Jay Cost, after demonstrating that ‘enthusiasm’ is most useful in the primaries, but perhaps not so much in the general:
…it is not necessarily a problem for Republicans if they are not tremendously enthused about their nominee next year. Conservative dislike of Obama will take care of any enthusiasm gap in the general election. What they need to find is a candidate who shares their values, who can appeal to the middle of the electorate, who will as president implement as much of the party’s agenda as possible, and who can retain the support of the independents during his term. That candidate might turn out to be dull. But he’d still be a keeper.
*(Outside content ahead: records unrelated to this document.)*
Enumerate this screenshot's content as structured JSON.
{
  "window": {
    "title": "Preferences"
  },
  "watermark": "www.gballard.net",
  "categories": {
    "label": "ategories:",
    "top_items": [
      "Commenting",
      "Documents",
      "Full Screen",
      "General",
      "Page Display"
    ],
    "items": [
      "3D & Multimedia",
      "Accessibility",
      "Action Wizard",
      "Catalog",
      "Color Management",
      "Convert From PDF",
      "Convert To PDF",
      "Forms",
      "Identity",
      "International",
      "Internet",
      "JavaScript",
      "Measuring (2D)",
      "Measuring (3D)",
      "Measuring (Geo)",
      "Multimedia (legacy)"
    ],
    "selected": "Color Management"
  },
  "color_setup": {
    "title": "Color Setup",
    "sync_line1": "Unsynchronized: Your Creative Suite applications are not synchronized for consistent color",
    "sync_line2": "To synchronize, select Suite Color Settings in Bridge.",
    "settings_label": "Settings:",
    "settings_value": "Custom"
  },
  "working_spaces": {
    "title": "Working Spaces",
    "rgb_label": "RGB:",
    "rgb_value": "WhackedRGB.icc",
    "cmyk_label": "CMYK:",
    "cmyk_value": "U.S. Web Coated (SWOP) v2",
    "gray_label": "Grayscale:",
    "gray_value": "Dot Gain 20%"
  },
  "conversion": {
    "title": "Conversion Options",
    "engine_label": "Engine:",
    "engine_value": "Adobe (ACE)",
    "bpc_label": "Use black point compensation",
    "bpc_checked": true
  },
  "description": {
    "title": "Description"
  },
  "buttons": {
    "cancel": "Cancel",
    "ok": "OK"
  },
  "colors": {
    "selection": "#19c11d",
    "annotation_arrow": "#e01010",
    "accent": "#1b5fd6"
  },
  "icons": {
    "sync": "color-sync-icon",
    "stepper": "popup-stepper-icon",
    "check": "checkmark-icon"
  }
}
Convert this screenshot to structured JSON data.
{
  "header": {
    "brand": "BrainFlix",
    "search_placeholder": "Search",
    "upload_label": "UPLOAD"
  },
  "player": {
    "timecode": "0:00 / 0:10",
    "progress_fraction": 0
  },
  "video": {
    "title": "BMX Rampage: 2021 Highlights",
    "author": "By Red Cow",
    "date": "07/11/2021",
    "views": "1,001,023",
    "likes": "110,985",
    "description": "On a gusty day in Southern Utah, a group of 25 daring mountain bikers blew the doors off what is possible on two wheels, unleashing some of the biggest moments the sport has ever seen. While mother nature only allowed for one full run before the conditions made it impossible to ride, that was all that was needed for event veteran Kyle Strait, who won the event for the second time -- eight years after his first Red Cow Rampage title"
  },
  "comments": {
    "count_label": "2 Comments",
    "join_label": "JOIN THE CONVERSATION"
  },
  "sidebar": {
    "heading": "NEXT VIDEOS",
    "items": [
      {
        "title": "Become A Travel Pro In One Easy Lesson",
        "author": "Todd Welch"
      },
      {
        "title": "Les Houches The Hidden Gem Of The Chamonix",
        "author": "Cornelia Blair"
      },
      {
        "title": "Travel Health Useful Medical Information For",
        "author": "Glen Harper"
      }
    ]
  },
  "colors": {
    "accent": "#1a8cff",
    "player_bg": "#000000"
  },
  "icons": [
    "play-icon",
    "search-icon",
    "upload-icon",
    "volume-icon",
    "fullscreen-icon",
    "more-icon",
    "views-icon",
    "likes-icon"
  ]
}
And very possibly a winner.
I have to agree (and I’m coming pretty close to formally endorsing Tim Pawlenty, which should surprise nobody), and it’s partially because of this old graph:
There’s ‘bad,’ and then there’s ‘worse.’ I suspect that the Republican base has had a crash course in the differences between the two, over the last four years*…
*Democratic activists absolutely hate it when you remind people that their party began seriously mucking things up when they took Congress in 2007. Pass it on!